### What this task involves
For this exercise, print all of the entries exactly as given.

★ ★ ★ ★

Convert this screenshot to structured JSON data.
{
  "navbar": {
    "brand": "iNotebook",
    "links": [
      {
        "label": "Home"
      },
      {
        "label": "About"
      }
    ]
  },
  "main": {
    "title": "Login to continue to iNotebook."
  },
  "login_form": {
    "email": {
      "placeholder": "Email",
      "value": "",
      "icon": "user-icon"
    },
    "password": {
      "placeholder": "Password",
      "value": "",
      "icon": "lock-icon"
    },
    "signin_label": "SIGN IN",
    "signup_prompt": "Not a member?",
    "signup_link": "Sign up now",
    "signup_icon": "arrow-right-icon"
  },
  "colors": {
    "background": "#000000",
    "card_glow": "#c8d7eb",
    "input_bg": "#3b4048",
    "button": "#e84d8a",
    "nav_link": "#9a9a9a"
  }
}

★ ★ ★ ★

### Completed exercise
Convert this screenshot to structured JSON data.
{
  "navbar": {
    "brand": "iNotebook",
    "links": [
      {
        "label": "Home"
      },
      {
        "label": "About"
      }
    ]
  },
  "main": {
    "title": "Login to continue to iNotebook."
  },
  "login_form": {
    "email": {
      "placeholder": "Email",
      "value": "",
      "icon": "user-icon"
    },
    "password": {
      "placeholder": "Password",
      "value": "",
      "icon": "lock-icon"
    },
    "signin_label": "SIGN IN",
    "signup_prompt": "Not a member?",
    "signup_link": "Sign up now",
    "signup_icon": "arrow-right-icon"
  },
  "colors": {
    "background": "#000000",
    "card_glow": "#c8d7eb",
    "input_bg": "#3b4048",
    "button": "#e84d8a",
    "nav_link": "#9a9a9a"
  }
}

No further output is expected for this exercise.